Knowledge of native edible plants in a monoculture plantation-dominated landscape.

Abstract

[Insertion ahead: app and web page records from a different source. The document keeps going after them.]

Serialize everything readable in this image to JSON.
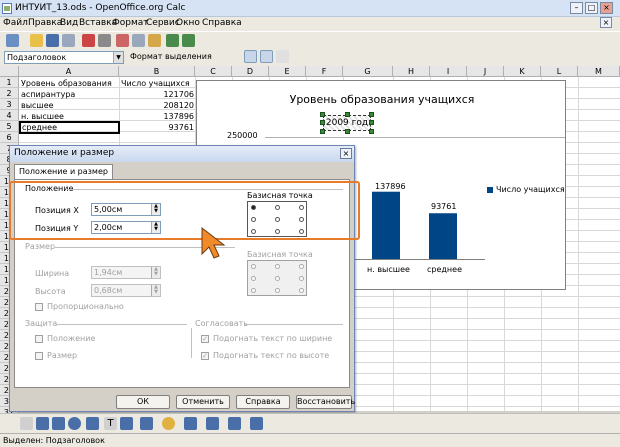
{
  "window": {
    "title": "ИНТУИТ_13.ods - OpenOffice.org Calc"
  },
  "menu": [
    "Файл",
    "Правка",
    "Вид",
    "Вставка",
    "Формат",
    "Сервис",
    "Окно",
    "Справка"
  ],
  "style_box": {
    "value": "Подзаголовок",
    "format_selection": "Формат выделения"
  },
  "sheet": {
    "columns": [
      "A",
      "B",
      "C",
      "D",
      "E",
      "F",
      "G",
      "H",
      "I",
      "J",
      "K",
      "L",
      "M"
    ],
    "rows": [
      "1",
      "2",
      "3",
      "4",
      "5",
      "6",
      "7",
      "8",
      "9",
      "10",
      "11",
      "12",
      "13",
      "14",
      "15",
      "16",
      "17",
      "18",
      "19",
      "20",
      "21",
      "22",
      "23",
      "24",
      "25",
      "26",
      "27",
      "28",
      "29",
      "30",
      "31"
    ],
    "cells": [
      {
        "a": "Уровень образования",
        "b": "Число учащихся"
      },
      {
        "a": "аспирантура",
        "b": "121706"
      },
      {
        "a": "высшее",
        "b": "208120"
      },
      {
        "a": "н. высшее",
        "b": "137896"
      },
      {
        "a": "среднее",
        "b": "93761"
      }
    ]
  },
  "chart": {
    "title": "Уровень образования учащихся",
    "subtitle": "2009 год",
    "y_top_label": "250000",
    "visible_bars": [
      {
        "label": "н. высшее",
        "value": "137896"
      },
      {
        "label": "среднее",
        "value": "93761"
      }
    ],
    "legend": "Число учащихся",
    "bar_color": "#004586"
  },
  "chart_data": {
    "type": "bar",
    "title": "Уровень образования учащихся",
    "subtitle": "2009 год",
    "categories": [
      "аспирантура",
      "высшее",
      "н. высшее",
      "среднее"
    ],
    "series": [
      {
        "name": "Число учащихся",
        "values": [
          121706,
          208120,
          137896,
          93761
        ]
      }
    ],
    "ylim": [
      0,
      250000
    ],
    "legend": "right"
  },
  "dialog": {
    "title": "Положение и размер",
    "tab": "Положение и размер",
    "position": {
      "section": "Положение",
      "pos_x_label": "Позиция X",
      "pos_x": "5,00см",
      "pos_y_label": "Позиция Y",
      "pos_y": "2,00см",
      "base_point": "Базисная точка"
    },
    "size": {
      "section": "Размер",
      "width_label": "Ширина",
      "width": "1,94см",
      "height_label": "Высота",
      "height": "0,68см",
      "proportional": "Пропорционально",
      "base_point": "Базисная точка"
    },
    "protect": {
      "section": "Защита",
      "position": "Положение",
      "size": "Размер"
    },
    "adapt": {
      "section": "Согласовать",
      "fit_width": "Подогнать текст по ширине",
      "fit_height": "Подогнать текст по высоте"
    },
    "buttons": {
      "ok": "ОК",
      "cancel": "Отменить",
      "help": "Справка",
      "reset": "Восстановить"
    }
  },
  "status": {
    "text": "Выделен: Подзаголовок"
  }
}
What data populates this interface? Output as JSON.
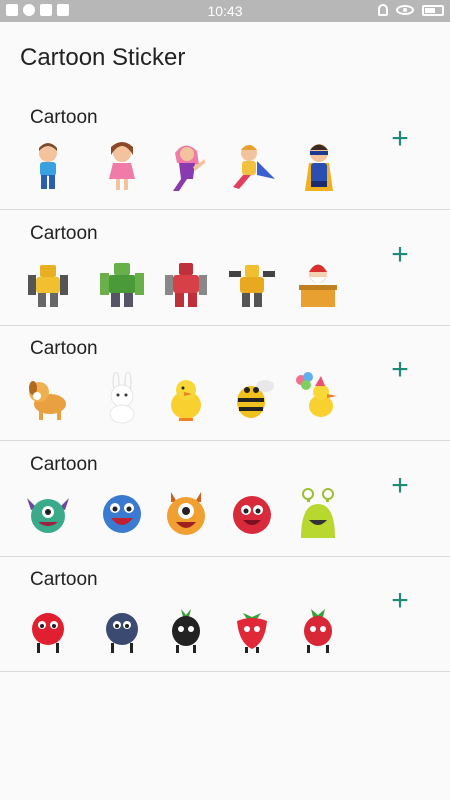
{
  "status_bar": {
    "time": "10:43"
  },
  "app": {
    "title": "Cartoon Sticker"
  },
  "packs": [
    {
      "name": "Cartoon",
      "stickers": [
        "boy",
        "girl",
        "superhero-girl",
        "caped-hero",
        "masked-hero"
      ]
    },
    {
      "name": "Cartoon",
      "stickers": [
        "yellow-robot",
        "green-robot",
        "red-robot",
        "yellow-robot-2",
        "santa-chimney"
      ]
    },
    {
      "name": "Cartoon",
      "stickers": [
        "puppy",
        "bunny",
        "chick",
        "bee",
        "duck-balloons"
      ]
    },
    {
      "name": "Cartoon",
      "stickers": [
        "green-monster",
        "blue-monster",
        "orange-monster",
        "red-monster",
        "green-alien-monster"
      ]
    },
    {
      "name": "Cartoon",
      "stickers": [
        "red-fruit",
        "blueberry",
        "blackberry",
        "strawberry",
        "raspberry"
      ]
    }
  ],
  "add_label": "+",
  "colors": {
    "accent": "#1c8c74",
    "status_bar": "#b7b7b7",
    "background": "#fafafa",
    "divider": "#d9d9d9"
  }
}
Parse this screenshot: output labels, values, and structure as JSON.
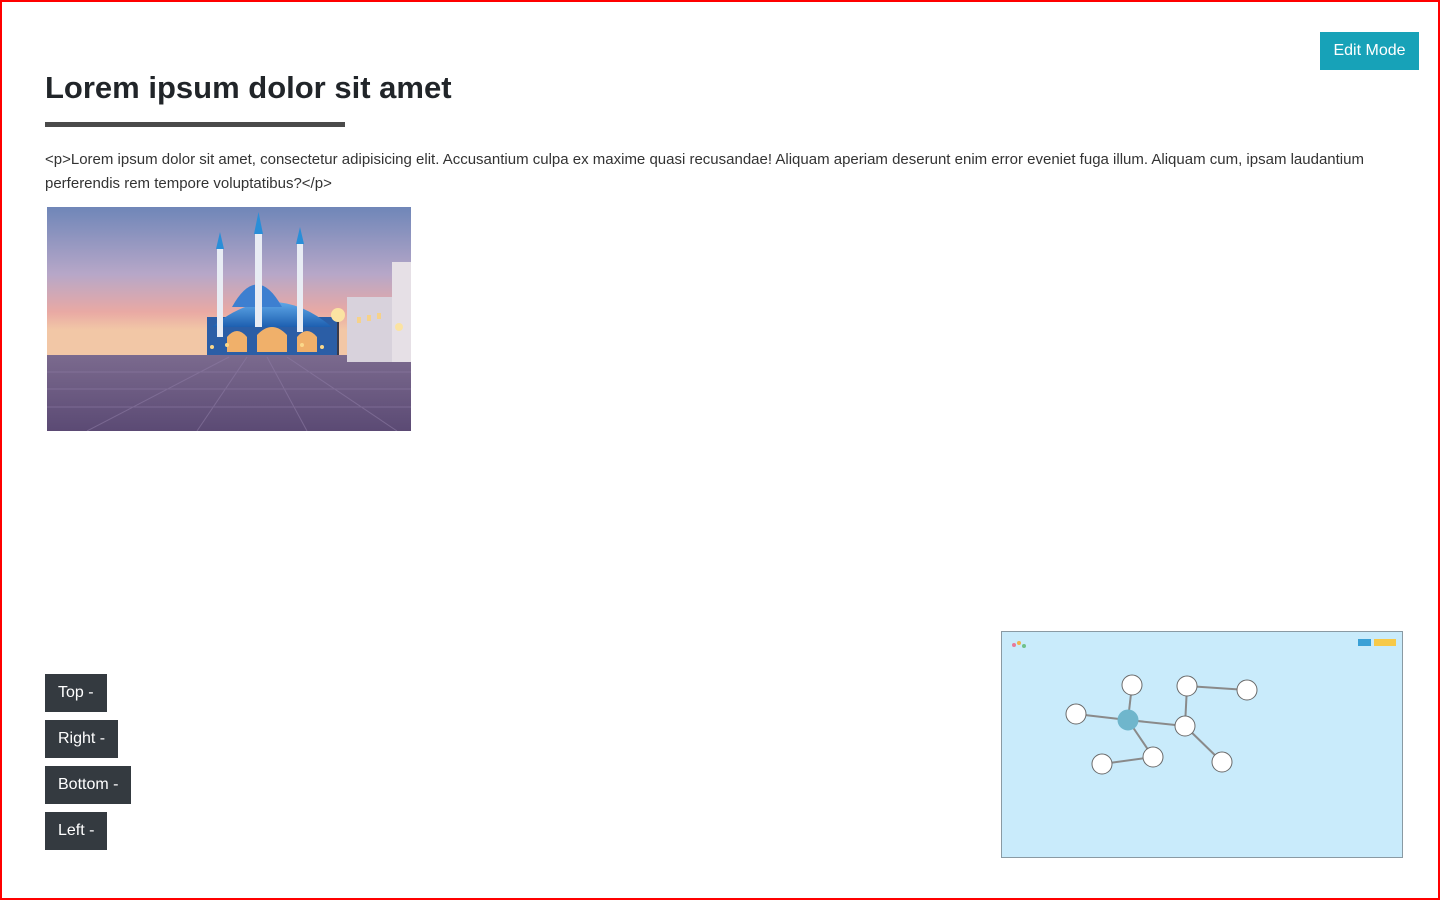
{
  "header": {
    "edit_mode_label": "Edit Mode",
    "title": "Lorem ipsum dolor sit amet"
  },
  "content": {
    "paragraph": "<p>Lorem ipsum dolor sit amet, consectetur adipisicing elit. Accusantium culpa ex maxime quasi recusandae! Aliquam aperiam deserunt enim error eveniet fuga illum. Aliquam cum, ipsam laudantium perferendis rem tempore voluptatibus?</p>",
    "image": {
      "subject": "mosque at dusk",
      "icon": "photo"
    }
  },
  "position_controls": [
    {
      "label": "Top -"
    },
    {
      "label": "Right -"
    },
    {
      "label": "Bottom -"
    },
    {
      "label": "Left -"
    }
  ],
  "minimap": {
    "background": "#c9ebfb",
    "node_color": "#ffffff",
    "active_node_color": "#6fb6cc",
    "edge_color": "#8a8a8a",
    "toolbar_colors": [
      "#3aa0d6",
      "#f7c948"
    ]
  },
  "colors": {
    "accent": "#17a2b8",
    "dark_button": "#343a40",
    "frame_border": "#ff0000"
  }
}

The loss of forests is a factor that could account for the loss of local knowledge about edible plants. In Chile, the replacement of native vegetation by monoculture plantations of exotic trees has been the main cause of forest loss in recent times. We assess whether this loss of forests affects knowledge of wild edible plants by conducting household surveys in coastal rural localities in south-central Chile, subject to different degrees of replacement of forests. Based on the extinction of experience concept, we analyzed changes in knowledge of edible plants, as well as their gathering and use, through interviews comprised of freelisting and open-ended questions. Our results suggest that loss of native vegetation leads to a reduction in knowledge and use of native edible plants by the local population, but that this reduction occurs at a slower pace than land-use change. Individuals exposed to abundant native forest cover in the past have greater knowledge of edible plants today.